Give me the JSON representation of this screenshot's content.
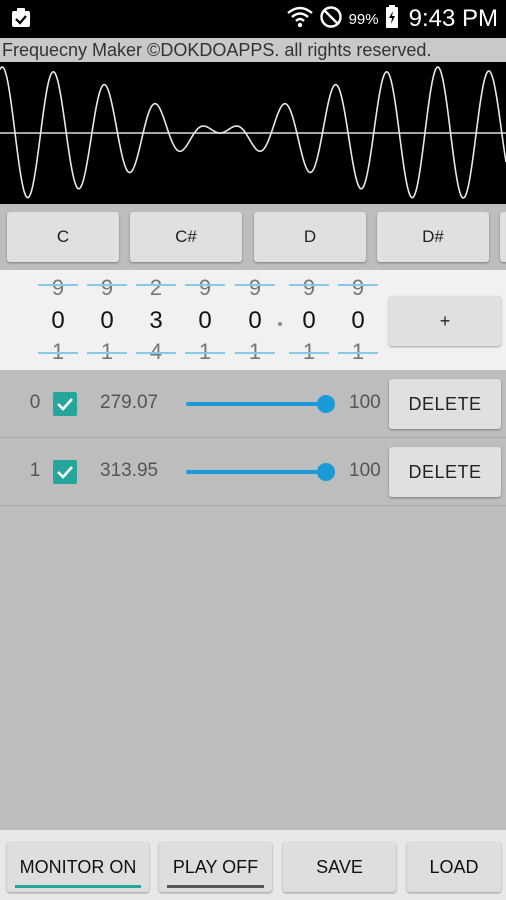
{
  "status_bar": {
    "battery_percent": "99%",
    "time": "9:43 PM",
    "icons": [
      "clipboard-check-icon",
      "wifi-icon",
      "do-not-disturb-icon",
      "battery-charging-icon"
    ]
  },
  "app": {
    "header": "Frequecny Maker ©DOKDOAPPS. all rights reserved."
  },
  "notes": [
    "C",
    "C#",
    "D",
    "D#"
  ],
  "picker": {
    "digits": [
      {
        "prev": "9",
        "cur": "0",
        "next": "1"
      },
      {
        "prev": "9",
        "cur": "0",
        "next": "1"
      },
      {
        "prev": "2",
        "cur": "3",
        "next": "4"
      },
      {
        "prev": "9",
        "cur": "0",
        "next": "1"
      },
      {
        "prev": "9",
        "cur": "0",
        "next": "1"
      },
      {
        "prev": "9",
        "cur": "0",
        "next": "1"
      },
      {
        "prev": "9",
        "cur": "0",
        "next": "1"
      }
    ],
    "add_label": "+"
  },
  "tones": [
    {
      "index": "0",
      "checked": true,
      "frequency": "279.07",
      "volume_value": 100,
      "volume_label": "100",
      "delete_label": "DELETE"
    },
    {
      "index": "1",
      "checked": true,
      "frequency": "313.95",
      "volume_value": 100,
      "volume_label": "100",
      "delete_label": "DELETE"
    }
  ],
  "bottom": {
    "monitor_label": "MONITOR ON",
    "play_label": "PLAY OFF",
    "save_label": "SAVE",
    "load_label": "LOAD"
  },
  "colors": {
    "accent": "#26a69a",
    "slider": "#1a9bd7",
    "monitor_indicator": "#26a69a",
    "play_indicator": "#555555"
  }
}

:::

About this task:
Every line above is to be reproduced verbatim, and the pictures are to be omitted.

Answer below:
Give me the JSON representation of this screenshot's content.
{
  "status_bar": {
    "battery_percent": "99%",
    "time": "9:43 PM",
    "icons": [
      "clipboard-check-icon",
      "wifi-icon",
      "do-not-disturb-icon",
      "battery-charging-icon"
    ]
  },
  "app": {
    "header": "Frequecny Maker ©DOKDOAPPS. all rights reserved."
  },
  "notes": [
    "C",
    "C#",
    "D",
    "D#"
  ],
  "picker": {
    "digits": [
      {
        "prev": "9",
        "cur": "0",
        "next": "1"
      },
      {
        "prev": "9",
        "cur": "0",
        "next": "1"
      },
      {
        "prev": "2",
        "cur": "3",
        "next": "4"
      },
      {
        "prev": "9",
        "cur": "0",
        "next": "1"
      },
      {
        "prev": "9",
        "cur": "0",
        "next": "1"
      },
      {
        "prev": "9",
        "cur": "0",
        "next": "1"
      },
      {
        "prev": "9",
        "cur": "0",
        "next": "1"
      }
    ],
    "add_label": "+"
  },
  "tones": [
    {
      "index": "0",
      "checked": true,
      "frequency": "279.07",
      "volume_value": 100,
      "volume_label": "100",
      "delete_label": "DELETE"
    },
    {
      "index": "1",
      "checked": true,
      "frequency": "313.95",
      "volume_value": 100,
      "volume_label": "100",
      "delete_label": "DELETE"
    }
  ],
  "bottom": {
    "monitor_label": "MONITOR ON",
    "play_label": "PLAY OFF",
    "save_label": "SAVE",
    "load_label": "LOAD"
  },
  "colors": {
    "accent": "#26a69a",
    "slider": "#1a9bd7",
    "monitor_indicator": "#26a69a",
    "play_indicator": "#555555"
  }
}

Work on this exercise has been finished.